- King of Scots, 1058-1093.
Notes from University of Edinborough, Scotland

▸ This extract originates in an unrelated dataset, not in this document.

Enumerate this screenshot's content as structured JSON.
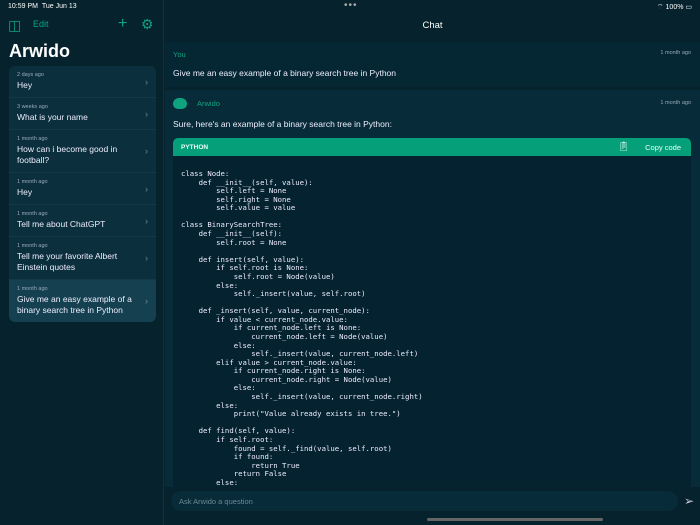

Malcolm's first attempt to gain the kingship came in 1054, when he invaded Scotland with an English army and fought a battle on 27 July. It was not a decisive battle for either side; higher Scottish losses were reported, but Earl Siward's son was killed and Macbeth remained king. Macbeth does, however, appear to have been seriously weakened by the battle. In 1057, Malcolm made his second attempt on the throne. He was defeated by Macbeth on 15 August 1057, but Macbeth was mortally wounded, and died the next day. Macbeth was succeeded by Lulach, son of Gillacomgain. Lulach proved to be less stern opposition, and Malcolm defeated and killed him on 17 March 1058, and took the kingship. Malcolm soon turned on his English allies, and invaded Northumbria in 1061. Another invasion in 1070 was not well received by William the Conqueror, who invaded Scotland in 1072, and forced Malcolm to give up his son, Duncan, as a hostage. Malcolm successfully dealt with internal opposition in 1077, when he defeated an attempt by Lulach's son, Maelsnetchai, to seize the kingship. A raid on England in 1079 was defeated, but a successful raid in 1091 set off a chain of events which lead to Malcolm's death. William Rufus refused to respond to overtures from Malcolm in 1093, and Malcolm invaded England for the last time. During the Seige of Alnwick Castle in Northumbria, Malcolm was ambushed and killed along with his son Edward. He was succeeded by his brother Donald Ban.